It’s Now Or Never
I’ve never cared much for this song, and Robert’s version didn’t win me over either. While his singing is good, he also sounds quite formal and distant, and in places his phrasing seems rather unnatural (poor breathing control?). The musicianship on this version is excellent, particularly some fine mandoline-style guitar that adds greatly to the Napolitan flavour.
It Feels So Right
A lesser-known track from one of El’s finest albums, ‘Elvis Is Back’ (1960). An inspiring choice, and a splendid performance. This track really brings home the point that I made earlier, that the album would have benefitted from more originality instead of Xeroxing Presley’s classic hits.

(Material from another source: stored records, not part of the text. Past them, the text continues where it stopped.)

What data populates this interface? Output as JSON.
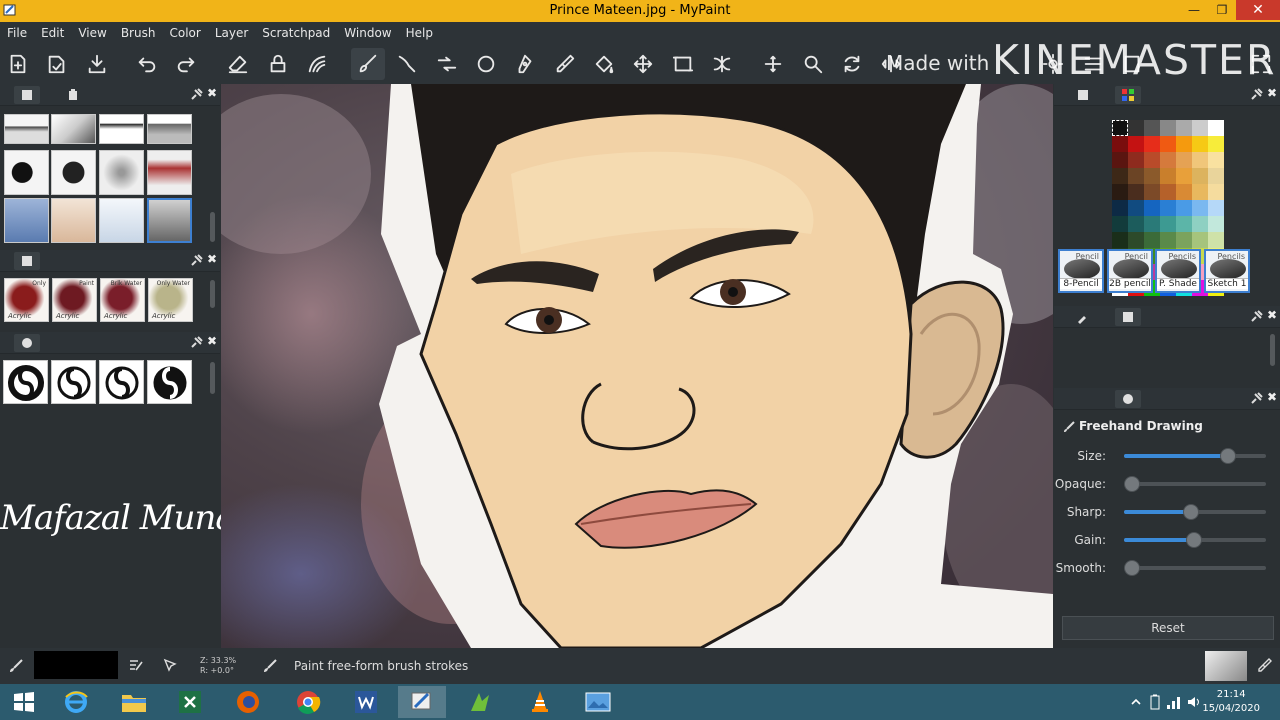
{
  "window": {
    "title": "Prince Mateen.jpg - MyPaint",
    "minimize_icon": "minimize-icon",
    "maximize_icon": "restore-icon",
    "close_icon": "close-icon"
  },
  "menu": [
    "File",
    "Edit",
    "View",
    "Brush",
    "Color",
    "Layer",
    "Scratchpad",
    "Window",
    "Help"
  ],
  "toolbar": {
    "icons": [
      "new-document-icon",
      "open-icon",
      "save-icon",
      "undo-icon",
      "redo-icon",
      "eraser-icon",
      "lock-alpha-icon",
      "brush-mode-icon",
      "freehand-brush-icon",
      "inking-icon",
      "line-icon",
      "ellipse-icon",
      "pen-icon",
      "color-picker-icon",
      "fill-icon",
      "move-layer-icon",
      "frame-icon",
      "symmetry-icon",
      "pan-icon",
      "zoom-icon",
      "rotate-icon",
      "flip-icon",
      "brush-settings-icon",
      "layers-icon",
      "menu-icon",
      "fullscreen-icon"
    ],
    "active": "freehand-brush-icon"
  },
  "watermark": {
    "made_with": "Made with",
    "brand": "KINEMASTER"
  },
  "left_panel": {
    "brushes_panel": {
      "tab_icons": [
        "brush-group-icon",
        "scratchpad-icon"
      ],
      "selected_index": 11
    },
    "paint_panel": {
      "labels": [
        "Acrylic",
        "Acrylic",
        "Acrylic",
        "Acrylic"
      ],
      "sub_labels": [
        "Only",
        "Paint",
        "Brlk Water",
        "Only Water"
      ]
    },
    "stroke_panel": {
      "count": 4
    },
    "signature": "Mafazal Muna"
  },
  "right_panel": {
    "palette": {
      "colors": [
        "#111111",
        "#333333",
        "#555555",
        "#888888",
        "#aaaaaa",
        "#cccccc",
        "#ffffff",
        "#7a0d0d",
        "#c41212",
        "#e62d1a",
        "#f05a12",
        "#f59a0e",
        "#f6c915",
        "#f7ec3a",
        "#5a1510",
        "#8e2b1e",
        "#b94b2a",
        "#d57a3c",
        "#e5a254",
        "#f0c67a",
        "#f9e1a0",
        "#3d2817",
        "#6b4425",
        "#8b5a2b",
        "#c97f2c",
        "#e8a03a",
        "#dcb35e",
        "#e9d49b",
        "#2a1b12",
        "#4a2d1e",
        "#7c4a28",
        "#b5612a",
        "#d98a34",
        "#e8b85e",
        "#f5dc9e",
        "#0d2a45",
        "#114b80",
        "#1565c0",
        "#2a7fd4",
        "#4a9be6",
        "#7ab8f0",
        "#b5d8f8",
        "#123b3b",
        "#1c5c5c",
        "#2a7a78",
        "#3d9a92",
        "#5cb5a8",
        "#8ed0c2",
        "#c2e8dc",
        "#1a2e1a",
        "#2d4a2a",
        "#3b6b38",
        "#5a8a4a",
        "#7ba35e",
        "#a6c47c",
        "#cfe2a8",
        "#223b1a",
        "#2f5d1f",
        "#3f8a22",
        "#6aa51e",
        "#9cc236",
        "#c9d94e",
        "#e9f07a",
        "#6a1b6a",
        "#8e2a8e",
        "#b83c9c",
        "#d94f8a",
        "#ef6f9e",
        "#f59fbf",
        "#f9cadc",
        "#ffffff",
        "#e01010",
        "#10c010",
        "#1060e0",
        "#10e0e0",
        "#e010e0",
        "#f0f010"
      ]
    },
    "brushset": {
      "tags": [
        "Pencil",
        "Pencil",
        "Pencils",
        "Pencils"
      ],
      "names": [
        "8-Pencil",
        "2B pencil",
        "P. Shade",
        "Sketch 1"
      ]
    },
    "brush_settings": {
      "title": "Freehand Drawing",
      "sliders": [
        {
          "label": "Size:",
          "value": 0.73
        },
        {
          "label": "Opaque:",
          "value": 0.0
        },
        {
          "label": "Sharp:",
          "value": 0.47
        },
        {
          "label": "Gain:",
          "value": 0.49
        },
        {
          "label": "Smooth:",
          "value": 0.0
        }
      ],
      "reset_label": "Reset"
    }
  },
  "status": {
    "zoom": "Z: 33.3%",
    "rotation": "R: +0.0°",
    "message": "Paint free-form brush strokes",
    "color": "#000000"
  },
  "taskbar": {
    "apps": [
      "windows-start-icon",
      "internet-explorer-icon",
      "file-explorer-icon",
      "excel-icon",
      "firefox-icon",
      "chrome-icon",
      "word-icon",
      "mypaint-icon",
      "camtasia-icon",
      "vlc-icon",
      "photos-icon"
    ],
    "active_app": "mypaint-icon",
    "time": "21:14",
    "date": "15/04/2020"
  }
}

Young & Beautiful
Superlatives fail to describe the sheer beauty of this performance. Robert’s singing on this track is outstanding, and his phrasing is just immaculate. The band’s playing is tasteful and understated. Add the legendary Jordanaires to that and you have one of Robert’s best-ever performances. The only criticism I have is that at a little over 2 minutes it seems quite short, but thanks to the ‘repeat’ button on my CD player I can enjoy this landmark performance as much as I want to.

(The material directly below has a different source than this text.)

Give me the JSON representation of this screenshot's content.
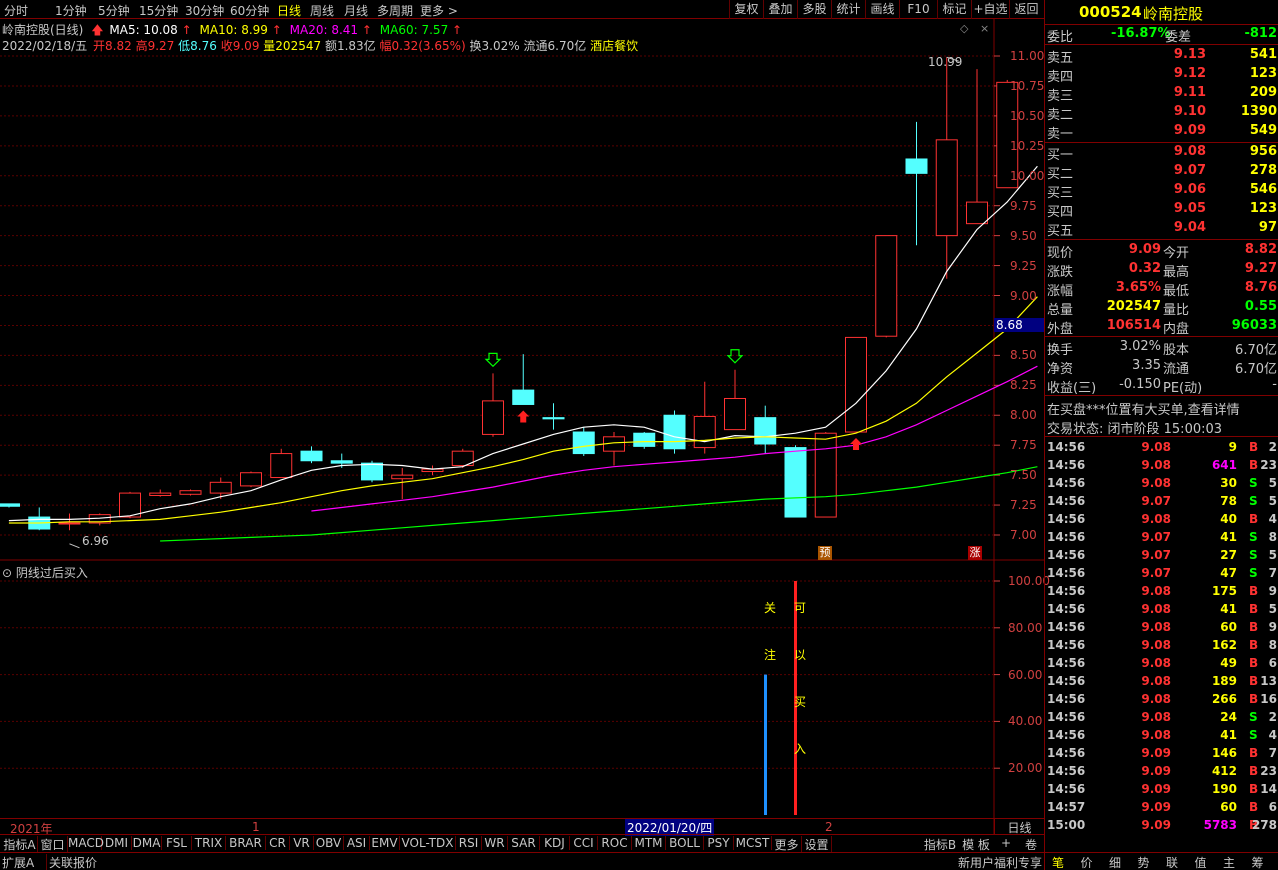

All in all, it’s certainly an interesting album, but there’s no denying that there are a couple of below par tracks. I’ve mentioned the somewhat sterile production, and the fact that the approach is probably a bit too respectful, too historical. And perhaps they focused so much on getting certain small details right, that in the process they forgot about the components that made Elvis Presley the greatest performer of our time: raw emotion, spontaneity, and that element of fun.
I realize that these components are abstract and cannot be translated into notes and charts, but for me this album really makes you realize what we lost in 1977. With all respect to Robert, who is a fine performer and a great singer, but there’s only one Elvis and even 30 years after his death, there’s no one that can fill the man’s shoes.
However, taken on its own merits this is a fine album, with a couple of truly excellent performances, most notably ‘A Mess O’ Blues’, ‘I Beg Of You’, ‘Love Me’ and ‘Young & Beautiful’. Although ‘The King & I’ as a whole is not as strong as its studio predecessor ‘Satisfied Mind’ (Jungle Records, 2004), these tracks alone make this release a worthwile purchase.